■ EXERCISE DESCRIPTION ■
Scan the records for the string "icon" and state how many lines contain it, using the number alone.
-------- THE INPUT --------
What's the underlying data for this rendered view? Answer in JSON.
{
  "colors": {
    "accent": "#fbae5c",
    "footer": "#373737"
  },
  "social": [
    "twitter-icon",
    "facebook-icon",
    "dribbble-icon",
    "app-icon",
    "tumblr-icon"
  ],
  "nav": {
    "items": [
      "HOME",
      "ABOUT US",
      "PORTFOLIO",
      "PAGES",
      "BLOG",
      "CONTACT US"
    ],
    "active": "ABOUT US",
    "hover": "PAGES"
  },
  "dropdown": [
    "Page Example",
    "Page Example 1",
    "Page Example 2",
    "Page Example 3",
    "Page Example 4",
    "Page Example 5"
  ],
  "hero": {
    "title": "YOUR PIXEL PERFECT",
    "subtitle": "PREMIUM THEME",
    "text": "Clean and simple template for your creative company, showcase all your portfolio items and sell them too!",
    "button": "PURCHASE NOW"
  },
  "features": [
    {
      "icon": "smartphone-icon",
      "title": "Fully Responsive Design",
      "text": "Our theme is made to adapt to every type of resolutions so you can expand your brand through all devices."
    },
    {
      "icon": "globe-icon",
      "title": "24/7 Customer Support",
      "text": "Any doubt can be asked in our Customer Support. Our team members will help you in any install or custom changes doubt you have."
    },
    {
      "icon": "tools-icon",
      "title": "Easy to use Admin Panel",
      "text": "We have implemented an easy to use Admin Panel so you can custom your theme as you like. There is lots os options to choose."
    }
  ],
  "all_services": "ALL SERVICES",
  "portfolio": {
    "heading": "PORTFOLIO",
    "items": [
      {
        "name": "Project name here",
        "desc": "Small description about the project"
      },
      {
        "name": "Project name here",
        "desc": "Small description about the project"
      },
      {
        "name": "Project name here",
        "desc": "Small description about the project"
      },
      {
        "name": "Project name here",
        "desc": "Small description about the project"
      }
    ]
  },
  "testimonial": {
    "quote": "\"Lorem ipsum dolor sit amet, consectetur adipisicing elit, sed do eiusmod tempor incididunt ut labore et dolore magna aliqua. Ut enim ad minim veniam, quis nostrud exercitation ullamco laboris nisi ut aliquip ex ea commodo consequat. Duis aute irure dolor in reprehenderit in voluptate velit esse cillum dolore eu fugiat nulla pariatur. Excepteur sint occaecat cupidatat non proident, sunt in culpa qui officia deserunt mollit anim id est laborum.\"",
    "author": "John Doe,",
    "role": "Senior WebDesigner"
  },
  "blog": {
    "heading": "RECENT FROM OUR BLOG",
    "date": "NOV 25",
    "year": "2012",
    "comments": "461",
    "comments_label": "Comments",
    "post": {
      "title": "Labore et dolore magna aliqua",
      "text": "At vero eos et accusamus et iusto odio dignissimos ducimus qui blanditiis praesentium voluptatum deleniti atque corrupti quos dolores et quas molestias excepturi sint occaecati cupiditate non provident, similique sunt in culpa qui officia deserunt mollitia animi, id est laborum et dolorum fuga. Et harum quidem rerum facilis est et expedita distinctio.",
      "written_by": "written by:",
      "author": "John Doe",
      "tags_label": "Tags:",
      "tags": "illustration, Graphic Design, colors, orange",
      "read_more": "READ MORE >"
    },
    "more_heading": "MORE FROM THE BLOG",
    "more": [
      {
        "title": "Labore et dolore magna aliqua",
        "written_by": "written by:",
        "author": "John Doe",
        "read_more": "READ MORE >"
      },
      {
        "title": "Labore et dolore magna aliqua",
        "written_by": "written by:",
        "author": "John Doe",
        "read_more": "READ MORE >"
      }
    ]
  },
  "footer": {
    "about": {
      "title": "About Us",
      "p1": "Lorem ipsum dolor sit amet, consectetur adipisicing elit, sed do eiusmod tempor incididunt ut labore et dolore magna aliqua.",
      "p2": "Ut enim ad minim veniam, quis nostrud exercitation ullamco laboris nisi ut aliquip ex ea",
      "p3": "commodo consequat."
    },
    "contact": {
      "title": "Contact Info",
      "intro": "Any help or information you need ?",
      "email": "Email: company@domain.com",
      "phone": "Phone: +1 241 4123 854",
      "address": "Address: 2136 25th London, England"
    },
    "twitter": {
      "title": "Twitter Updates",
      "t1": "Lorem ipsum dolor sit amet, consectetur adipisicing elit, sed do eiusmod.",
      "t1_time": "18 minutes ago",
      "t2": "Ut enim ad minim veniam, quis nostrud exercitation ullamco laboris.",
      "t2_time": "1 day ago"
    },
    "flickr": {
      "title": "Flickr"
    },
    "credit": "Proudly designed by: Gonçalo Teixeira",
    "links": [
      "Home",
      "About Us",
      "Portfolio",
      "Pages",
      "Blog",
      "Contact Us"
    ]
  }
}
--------
■ EXPECTED ANSWER ■
8